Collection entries
Start of Block

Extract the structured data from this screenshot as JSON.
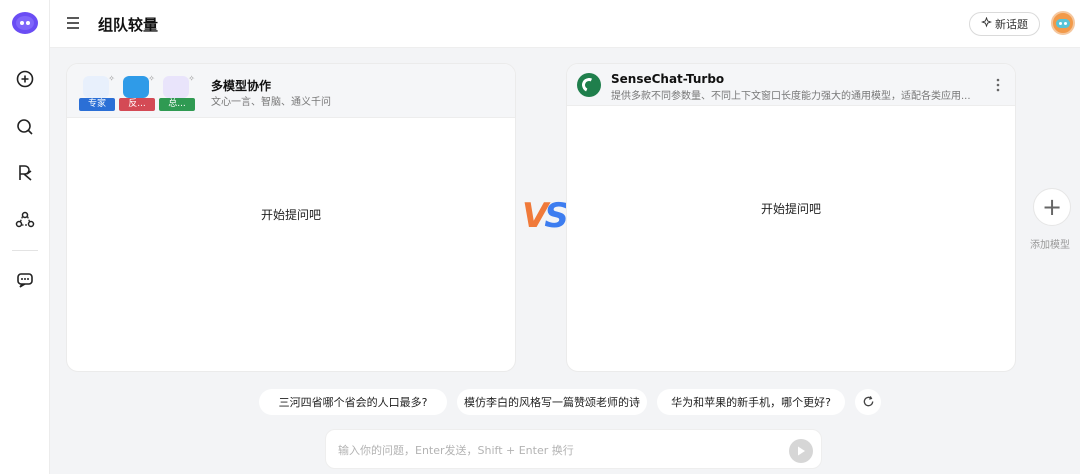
{
  "header": {
    "title": "组队较量",
    "new_topic_label": "新话题"
  },
  "left_panel": {
    "name": "多模型协作",
    "desc": "文心一言、智脑、通义千问",
    "bots": [
      {
        "badge": "专家",
        "color": "#2b6fd6",
        "pic_color": "#e8f0fc"
      },
      {
        "badge": "反...",
        "color": "#d44a55",
        "pic_color": "#2f9be8"
      },
      {
        "badge": "总...",
        "color": "#2f9a52",
        "pic_color": "#e9e4fb"
      }
    ],
    "empty_text": "开始提问吧"
  },
  "vs": {
    "v": "V",
    "s": "S"
  },
  "right_panel": {
    "name": "SenseChat-Turbo",
    "desc": "提供多款不同参数量、不同上下文窗口长度能力强大的通用模型，适配各类应用...",
    "empty_text": "开始提问吧"
  },
  "add_model": {
    "symbol": "+",
    "label": "添加模型"
  },
  "suggestions": [
    "三河四省哪个省会的人口最多?",
    "模仿李白的风格写一篇赞颂老师的诗",
    "华为和苹果的新手机，哪个更好?"
  ],
  "input": {
    "placeholder": "输入你的问题，Enter发送，Shift + Enter 换行",
    "value": ""
  },
  "colors": {
    "accent": "#6a4df4",
    "vs_orange": "#f07a3a",
    "vs_blue": "#3d7df0"
  }
}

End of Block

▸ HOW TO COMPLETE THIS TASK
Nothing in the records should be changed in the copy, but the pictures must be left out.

▸ SOLUTION TO THIS PROBLEM
Extract the structured data from this screenshot as JSON.
{
  "header": {
    "title": "组队较量",
    "new_topic_label": "新话题"
  },
  "left_panel": {
    "name": "多模型协作",
    "desc": "文心一言、智脑、通义千问",
    "bots": [
      {
        "badge": "专家",
        "color": "#2b6fd6",
        "pic_color": "#e8f0fc"
      },
      {
        "badge": "反...",
        "color": "#d44a55",
        "pic_color": "#2f9be8"
      },
      {
        "badge": "总...",
        "color": "#2f9a52",
        "pic_color": "#e9e4fb"
      }
    ],
    "empty_text": "开始提问吧"
  },
  "vs": {
    "v": "V",
    "s": "S"
  },
  "right_panel": {
    "name": "SenseChat-Turbo",
    "desc": "提供多款不同参数量、不同上下文窗口长度能力强大的通用模型，适配各类应用...",
    "empty_text": "开始提问吧"
  },
  "add_model": {
    "symbol": "+",
    "label": "添加模型"
  },
  "suggestions": [
    "三河四省哪个省会的人口最多?",
    "模仿李白的风格写一篇赞颂老师的诗",
    "华为和苹果的新手机，哪个更好?"
  ],
  "input": {
    "placeholder": "输入你的问题，Enter发送，Shift + Enter 换行",
    "value": ""
  },
  "colors": {
    "accent": "#6a4df4",
    "vs_orange": "#f07a3a",
    "vs_blue": "#3d7df0"
  }
}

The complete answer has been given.